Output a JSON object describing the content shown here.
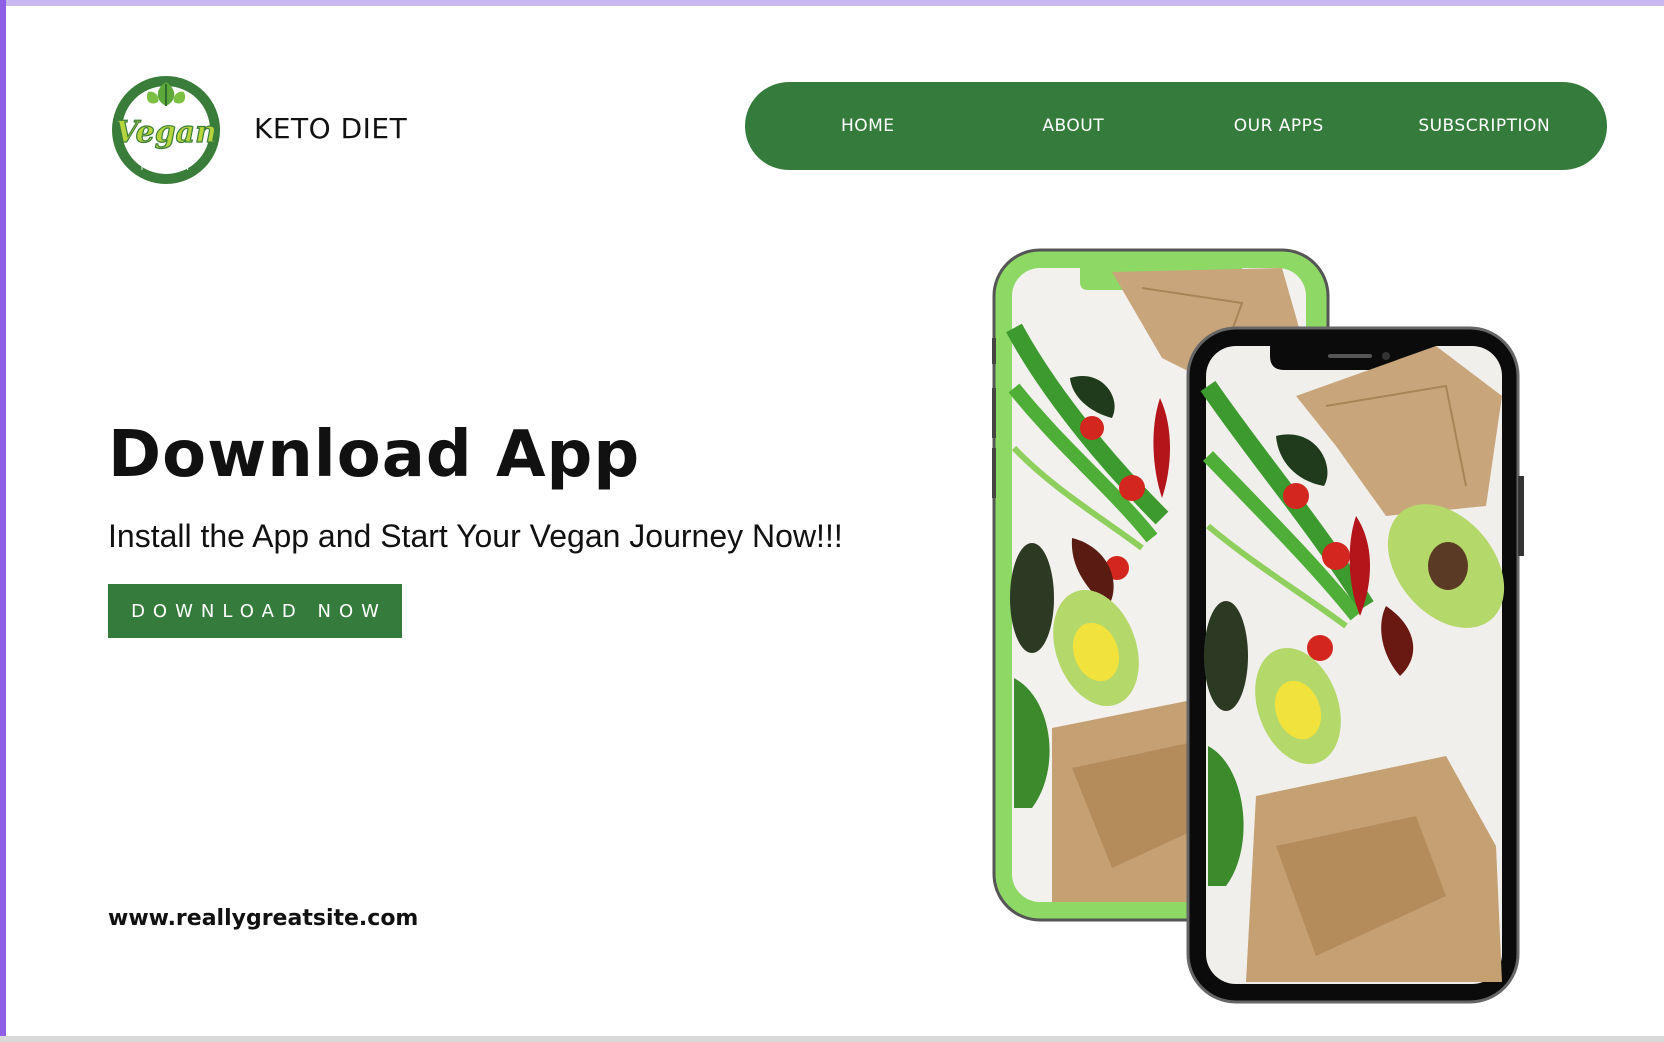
{
  "brand": {
    "name": "KETO DIET",
    "logo_text": "Vegan",
    "logo_subtext": "FRIENDLY"
  },
  "nav": {
    "items": [
      {
        "label": "HOME"
      },
      {
        "label": "ABOUT"
      },
      {
        "label": "OUR APPS"
      },
      {
        "label": "SUBSCRIPTION"
      }
    ]
  },
  "hero": {
    "title": "Download App",
    "subtitle": "Install the App and Start Your Vegan Journey Now!!!",
    "cta_label": "DOWNLOAD NOW"
  },
  "footer": {
    "site_url": "www.reallygreatsite.com"
  },
  "colors": {
    "brand_green": "#357c3c",
    "phone_back_body": "#8ed866",
    "phone_front_body": "#0b0b0b",
    "phone_frame": "#555555"
  },
  "icons": {
    "logo": "vegan-friendly-badge",
    "phone_back": "smartphone-green-mockup",
    "phone_front": "smartphone-black-mockup"
  }
}
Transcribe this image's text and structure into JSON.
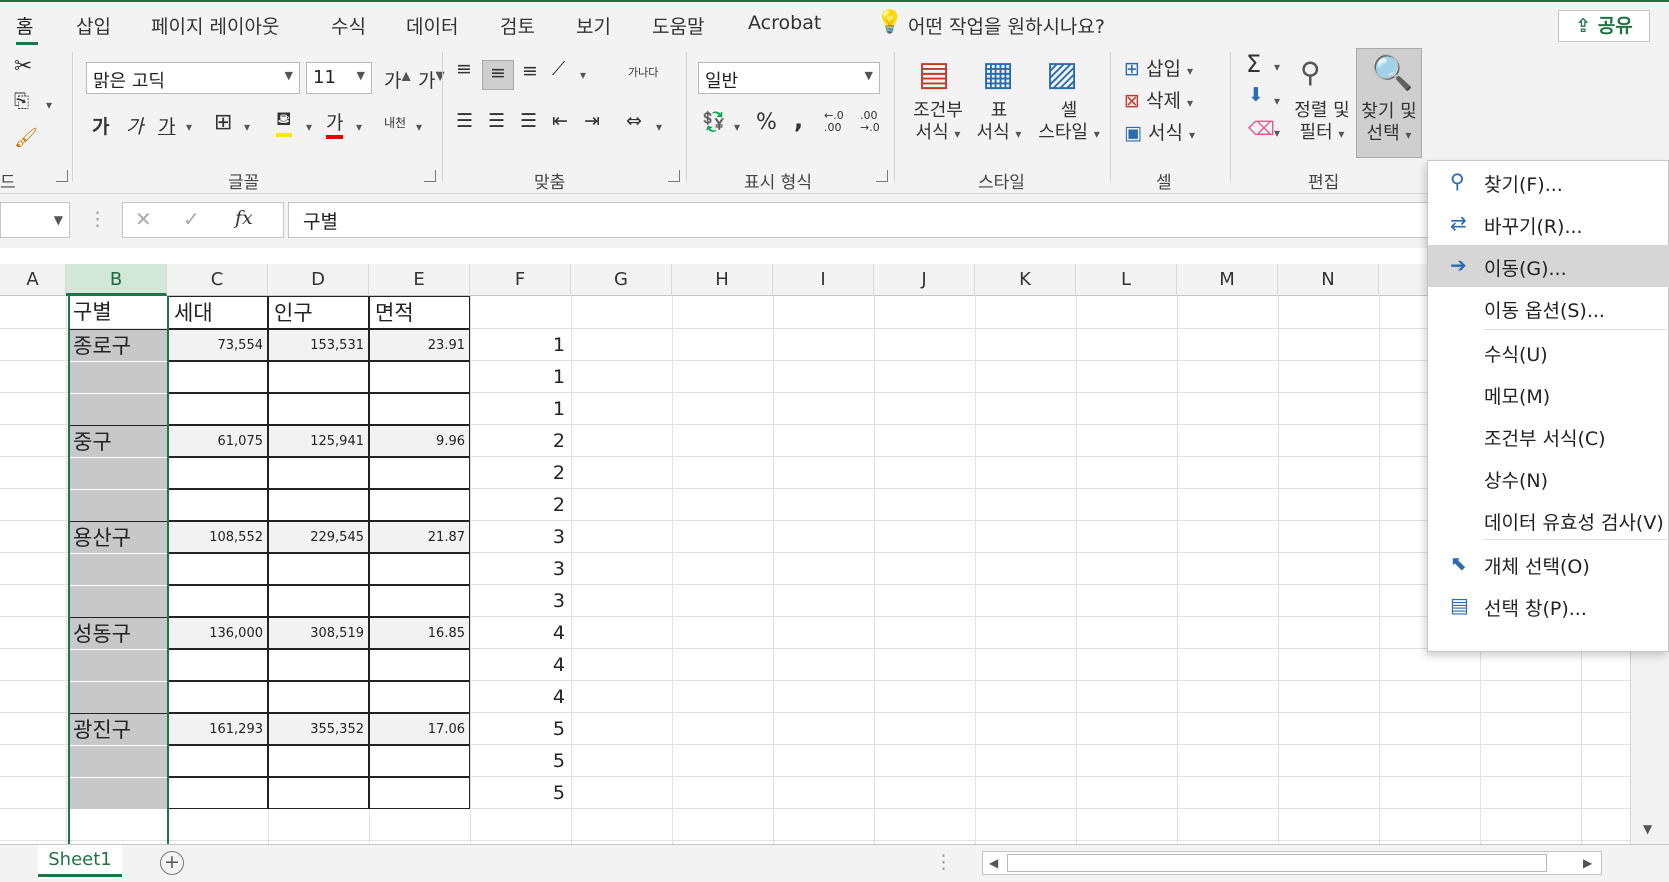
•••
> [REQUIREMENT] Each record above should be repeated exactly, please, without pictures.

> [TASK RESULT]
Output a JSON object describing the content shown here.
{
  "brand": {
    "name": "KETO DIET",
    "logo_text": "Vegan",
    "logo_subtext": "FRIENDLY"
  },
  "nav": {
    "items": [
      {
        "label": "HOME"
      },
      {
        "label": "ABOUT"
      },
      {
        "label": "OUR APPS"
      },
      {
        "label": "SUBSCRIPTION"
      }
    ]
  },
  "hero": {
    "title": "Download App",
    "subtitle": "Install the App and Start Your Vegan Journey Now!!!",
    "cta_label": "DOWNLOAD NOW"
  },
  "footer": {
    "site_url": "www.reallygreatsite.com"
  },
  "colors": {
    "brand_green": "#357c3c",
    "phone_back_body": "#8ed866",
    "phone_front_body": "#0b0b0b",
    "phone_frame": "#555555"
  },
  "icons": {
    "logo": "vegan-friendly-badge",
    "phone_back": "smartphone-green-mockup",
    "phone_front": "smartphone-black-mockup"
  }
}
Transcribe this image's text and structure into JSON.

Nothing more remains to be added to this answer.